Draco and Harry
The fortunes of Draco and Harry being reversed from the first series is a nice flip. But it’s nice to finally see them have something in common, even if it’s that neither of them understands their sons. We also get to see how neither of their sons understands them.
Scorpius can’t see Draco’s inner conflict. He was raised with pure-blood mania and saw what those beliefs unleashed on the world. Even in the alternate reality, where Draco is a man of immense power, this horrifying realization manages to find it’s way deep into his heart. Draco’s wife could see this conflict, and married a man whom she saw was trying to rise above how he was raised. Scorpius, on the other hand, could only see a man whom most of the world mistrusted and vilified. It was a touching moment when Scorpius revealed how his mother used to defend Draco to her son. Draco’s reaction says much about the character, he just wanted his family to be whole – and knew it never would be.
Albus grew up on stories of Harry’s exploits, and in the shadow of his more outgoing siblings. When he found he couldn’t quite measure up to the stories he’d heard, he retreats inward and begins to resent his father for being so successful. Interestingly enough, he doesn’t seem to harbor the same resentment for Ron, possibly because Ron had also always lived in Harry’s shadow. Albus has a hot head, and needs to learn things the hard way 7. It was only after he nearly destroyed reality, three times, he came to understand his father never actually sought the adventures for which he was famous. Harry had been caught up in events beyond his control from the moment of his birth.
Harry had no early parental role-model. As such, he had no idea how to counsel his son, or be there for him – even though he desperately wanted to do so. In some respects every parent makes things up as we go along, but each of us learns a great number of lessons going up without being consciously aware of them. Lessons which Harry was unable to learn himself. He was behind the curve during his first months at Hogwarts, given his Muggle upbringing, but when it came to parenting a sensitive child the curve buried him.
For me, the moment at which Harry and Draco recognize themselves in each other was the best moment in the script. These two adversaries finally buried the hatchet and became friends, which is probably a big piece of what their sons actually needed.
According to Dumbledore, there is no way Voldemort would have ever had a child. He did not love, and he didn’t think he needed a legacy because he was going to live forever.
I found the idea of Voldemort having a daughter to be absurd in the extreme, until I remembered something from the books. Dumbledore could be wrong. And, given his immense powers of reasoning, when he was wrong, he was really wrong.
So, plot hole filled. Voldemort, for reasons known only to his demented mind, had a child 8.

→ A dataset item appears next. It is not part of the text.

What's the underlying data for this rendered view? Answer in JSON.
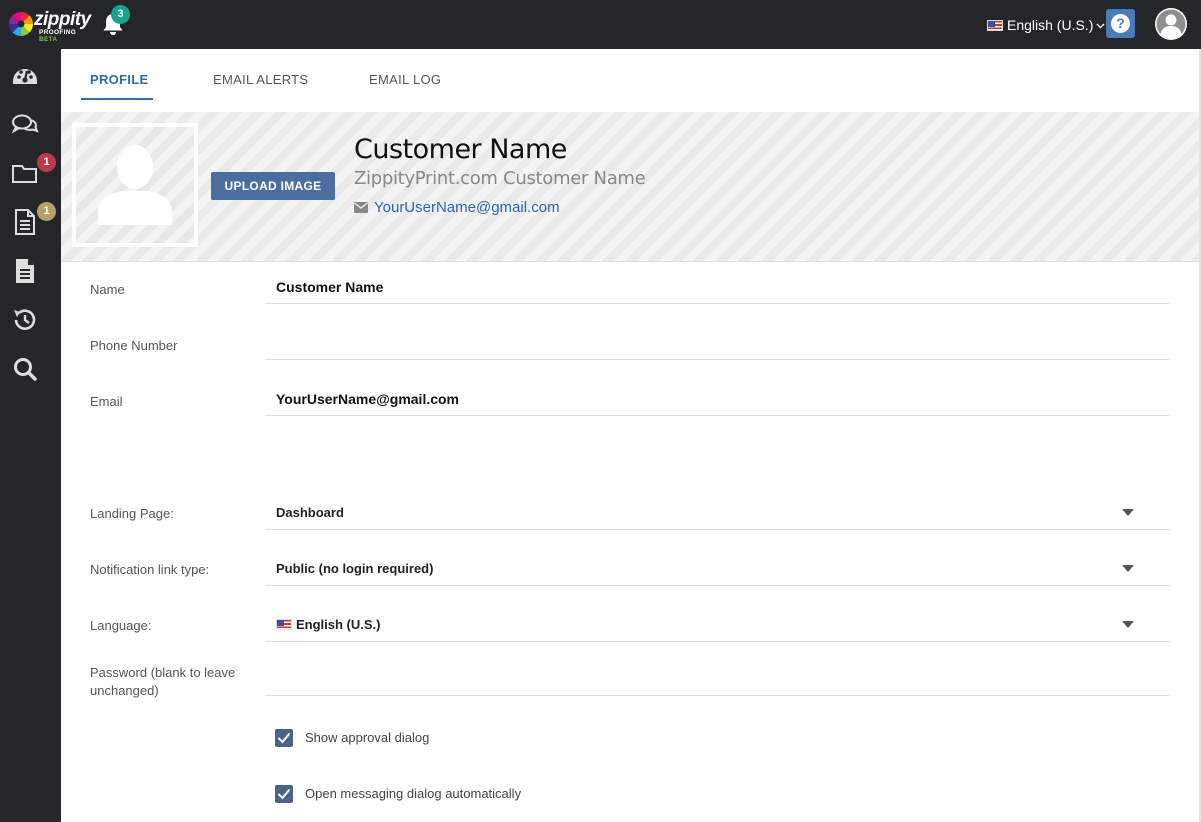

The moment Harry forced himself watch his parents be murdered was heart-breaking. It was something he needed to see, but as a husband and father the weight of what he witnessed must have wrenched his soul more deeply than most could possibly imagine. Seeing what his father went through was the final crack Albus’ damned emotions. He finally got to see his father, and it changed him.
It unravels the happy ending of the series somewhat, but in realistic ways. The four principle characters, Harry, Albus, Draco, and Scorpius grow – and that’s what I look for in a story. I would have liked to see more of Ginny, Ron, and Hermione – and any appearance of Neville – but the story didn’t necessitate them having huge character arcs 9.
While the a script reads incredibly different than a novel, this is one worth picking up.
- And will probably be reading it again before August is through. ↩
- With a fair warning. ↩
- Sirius did this by becoming an illegal animagus, Albus took this tack using time-travel. ↩
- Says the parent of teenagers ↩
- Especially Scorpius ↩
- And managed to make Unbridge even more unlikeable, which is saying something. ↩
- My that sounds familiar. ↩
- Unless said child was as delusional as Voldemort. ↩
- Though Ginny gets the most depth out of the three. ↩